Although HPAI H5 remains primarily a threat to poultry and wild birds, last week the United States recorded its first probable human infection (see Colorado Investigating 1st Human HPAI H5 Infection In the United States) in a work-release inmate at a Colorado prison who was engaged in culling of infected birds.
While this reportedly resulted in only a mild illness - unlike the Asian H5Nx virus which has infected roughly 900 people, killing about half over the past 2 decades - until a little over a year ago, this European lineage of HPAI H5 had never shown any affinity for human hosts.
This doesn't put our HPAI H5 virus in the same league as the Asian H5N1 and H5N6 viruses, but it does command a bit more respect than it used to. Hence the release on Saturday of a CDC HAN Advisory On Human H5 Infection In The United States advising clinicians and public health officials on how to investigate and respond to suspected infections.
Since it first arrived in the United States in mid-January, likely carried in (via Canada) by migratory birds from Europe using the North Atlantic Flyway (see Preprint: Transatlantic Spread of HPAI H5N1 by Wild Birds from Europe to North America in 2021), the virus has spread westward across the continent with remarkable speed.
Compared to the 2015 North American Avian Epizootic (see map below), this outbreak has spread to more than twice as many states, and unlike the last time (see PNAS: The Enigma Of Disappearing HPAI H5 In North American Migratory Waterfowl), this virus may establish a foothold on this continent.
Over the weekend the USDA announced that 3 more states (Alaska, Oklahoma & Vermont) have confirmed HPAI H5 in either commercial or backyard flocks.
While we don't know what will happen over the summer, a 2016 study (see Sci Repts.: Southward Autumn Migration Of Waterfowl Facilitates Transmission Of HPAI H5N1), suggests that waterfowl pick up new HPAI viruses in the spring (likely from poultry or terrestrial birds) on their northbound trip to their summer breeding spots - where they spread and potentially evolve - and then redistribute them on their southbound journey the following fall.
We've seen this sort of pattern primarily with birds that overwinter in Siberia, and then migrate to Europe, the Middle East, East Asia, and Africa each fall.
Since 2016, the Eurasian HPAI H5 virus has expanded its avian host range and has become better suited for carriage by migratory birds, which has made for more frequent, and increasingly larger, outbreaks in Europe.

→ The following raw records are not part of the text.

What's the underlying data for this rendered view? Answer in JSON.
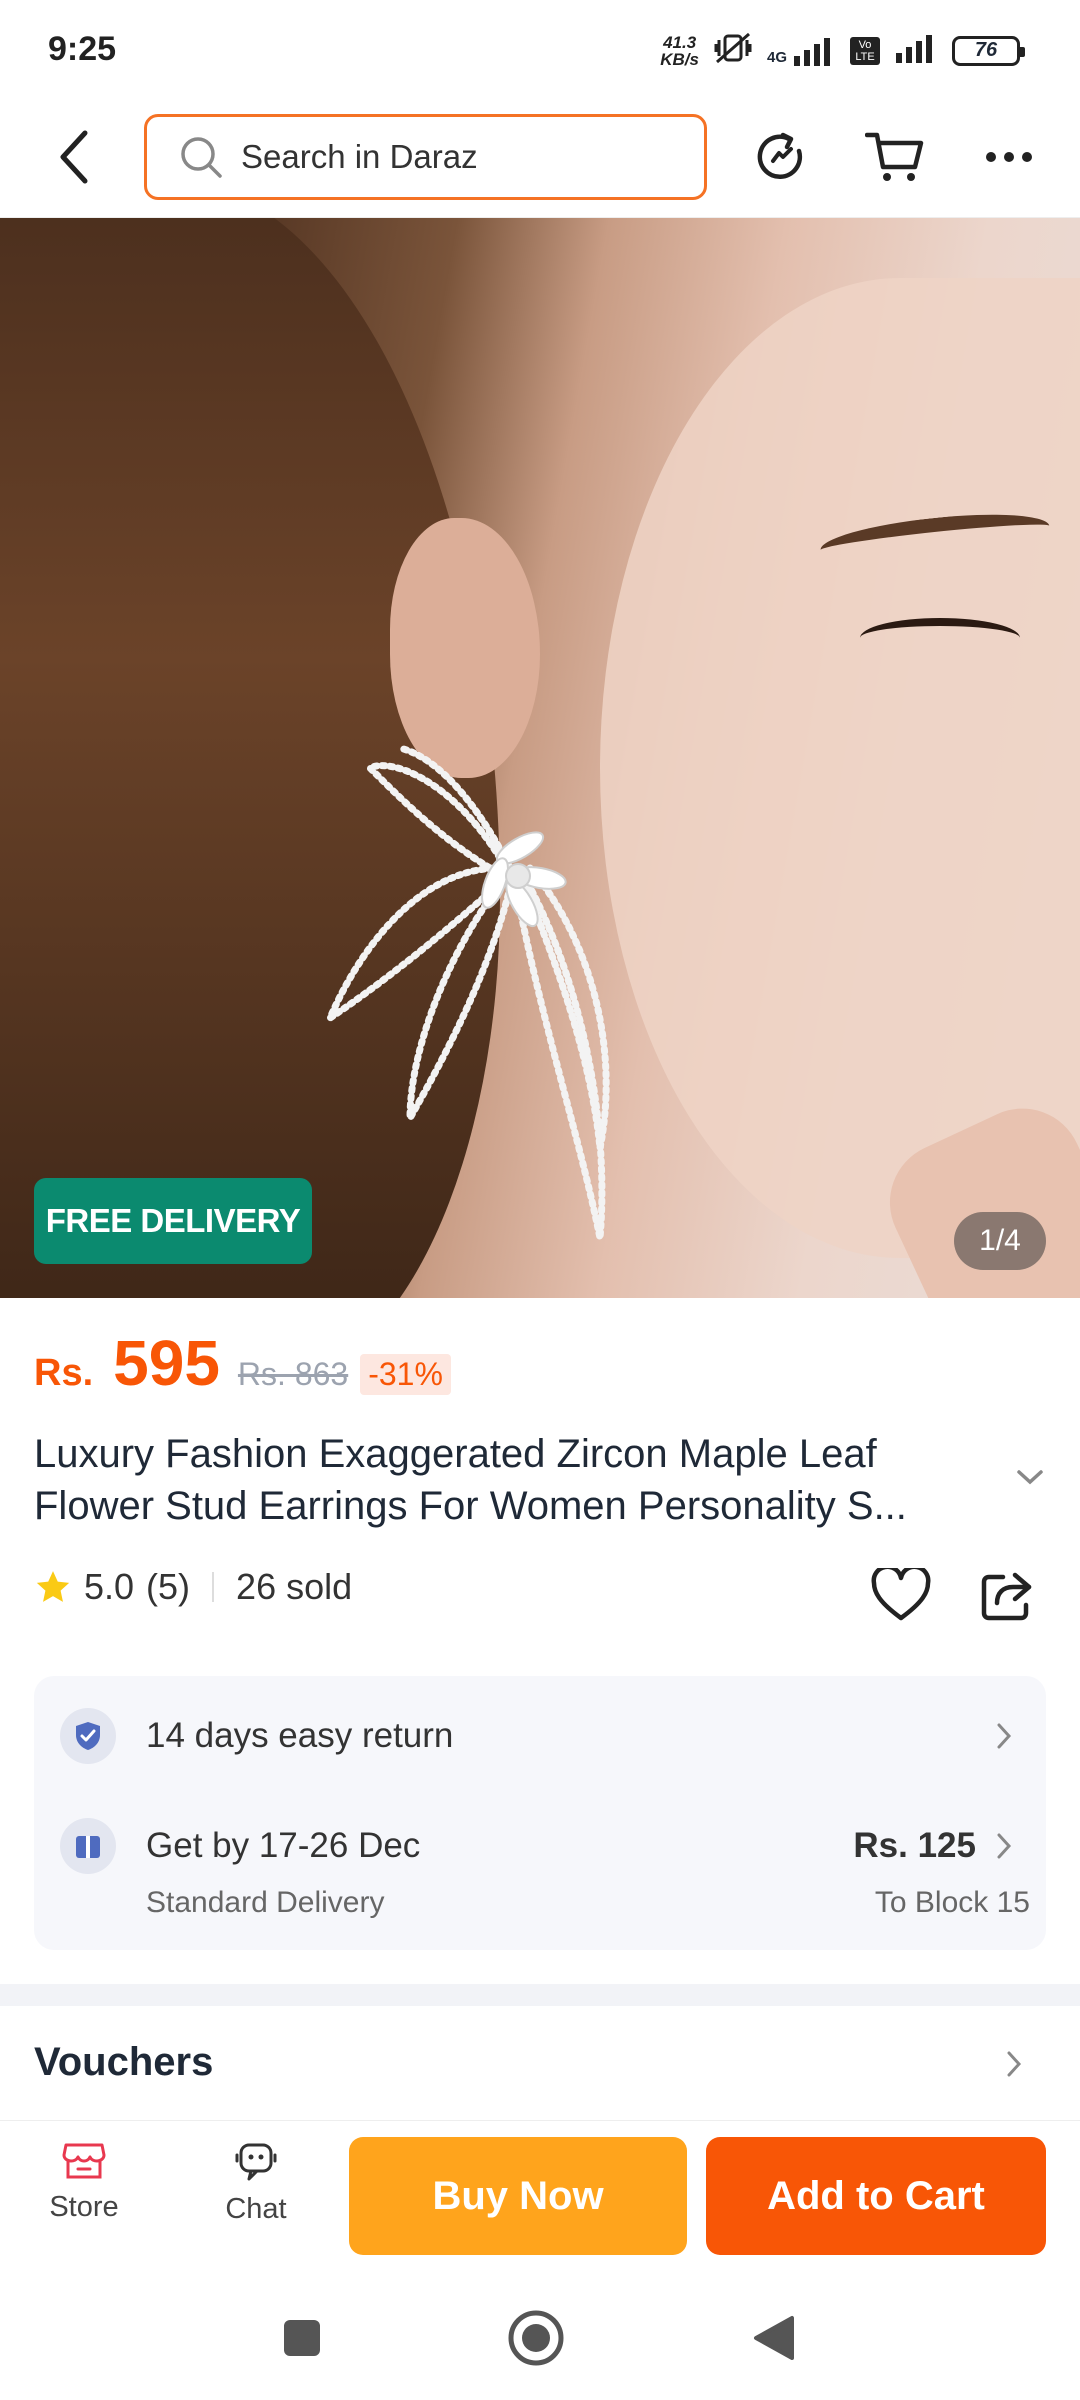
{
  "status_bar": {
    "time": "9:25",
    "net_speed_value": "41.3",
    "net_speed_unit": "KB/s",
    "network": "4G",
    "volte": "Vo LTE",
    "battery": "76"
  },
  "top_nav": {
    "search_placeholder": "Search in Daraz",
    "accent_color": "#f57224"
  },
  "product": {
    "badge": "FREE DELIVERY",
    "image_counter": "1/4",
    "currency": "Rs.",
    "price": "595",
    "old_price": "Rs. 863",
    "discount": "-31%",
    "title_line1": "Luxury Fashion Exaggerated Zircon Maple Leaf",
    "title_line2": "Flower Stud Earrings For Women Personality S...",
    "rating": "5.0",
    "rating_count": "(5)",
    "sold": "26 sold"
  },
  "info": {
    "return_text": "14 days easy return",
    "delivery_text": "Get by 17-26 Dec",
    "delivery_type": "Standard Delivery",
    "delivery_price": "Rs. 125",
    "delivery_dest": "To Block 15"
  },
  "vouchers": {
    "label": "Vouchers"
  },
  "action_bar": {
    "store_label": "Store",
    "chat_label": "Chat",
    "buy_now_label": "Buy Now",
    "add_to_cart_label": "Add to Cart",
    "buy_now_color": "#ffa41c",
    "add_to_cart_color": "#f85606"
  }
}
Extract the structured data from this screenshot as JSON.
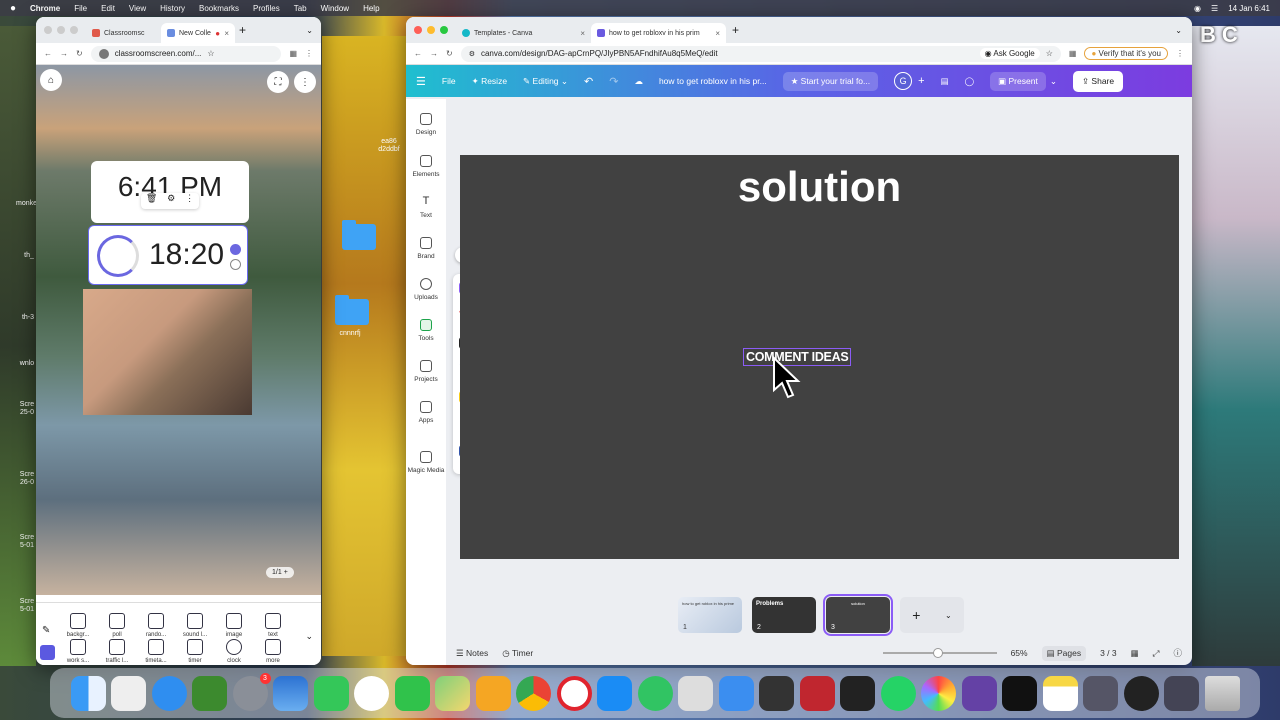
{
  "menubar": {
    "app": "Chrome",
    "items": [
      "File",
      "Edit",
      "View",
      "History",
      "Bookmarks",
      "Profiles",
      "Tab",
      "Window",
      "Help"
    ],
    "datetime": "14 Jan  6:41"
  },
  "desktop": {
    "files": [
      "ea86 d2ddbf",
      "th_",
      "monkey",
      "th-3",
      "wnlo",
      "Scre 25-0",
      "Scre 26-0",
      "Scre 5-01",
      "Scre 5-01",
      "cnnnrfj"
    ],
    "corner_text": "BC"
  },
  "left_window": {
    "tabs": [
      {
        "label": "Classroomsc"
      },
      {
        "label": "New Colle"
      }
    ],
    "url": "classroomscreen.com/...",
    "clock": "6:41 PM",
    "timer": "18:20",
    "page_counter": "1/1",
    "tools": [
      {
        "label": "backgr..."
      },
      {
        "label": "poll"
      },
      {
        "label": "rando..."
      },
      {
        "label": "sound l..."
      },
      {
        "label": "image"
      },
      {
        "label": "text"
      },
      {
        "label": "work s..."
      },
      {
        "label": "traffic l..."
      },
      {
        "label": "timeta..."
      },
      {
        "label": "timer"
      },
      {
        "label": "clock"
      },
      {
        "label": "more"
      }
    ]
  },
  "right_window": {
    "tabs": [
      {
        "label": "Templates - Canva"
      },
      {
        "label": "how to get robloxv in his prim"
      }
    ],
    "url": "canva.com/design/DAG-apCrnPQ/JIyPBN5AFndhifAu8q5MeQ/edit",
    "ask_google": "Ask Google",
    "verify": "Verify that it's you",
    "toolbar": {
      "file": "File",
      "resize": "Resize",
      "editing": "Editing",
      "doc_title": "how to get robloxv in his pr...",
      "trial": "Start your trial fo...",
      "avatar": "G",
      "present": "Present",
      "share": "Share"
    },
    "sidebar": [
      "Design",
      "Elements",
      "Text",
      "Brand",
      "Uploads",
      "Tools",
      "Projects",
      "Apps",
      "Magic Media"
    ],
    "slide": {
      "title": "solution",
      "body": "COMMENT IDEAS"
    },
    "thumbnails": [
      {
        "num": "1",
        "caption": "how to get roblox in his prime"
      },
      {
        "num": "2",
        "caption": "Problems"
      },
      {
        "num": "3",
        "caption": "solution"
      }
    ],
    "bottom": {
      "notes": "Notes",
      "timer": "Timer",
      "zoom": "65%",
      "pages": "Pages",
      "page_count": "3 / 3"
    }
  },
  "dock": {
    "badge": "3"
  }
}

While we've been lucky not to have seen this pattern (yet) in North America, past performance is no guarantee of future results.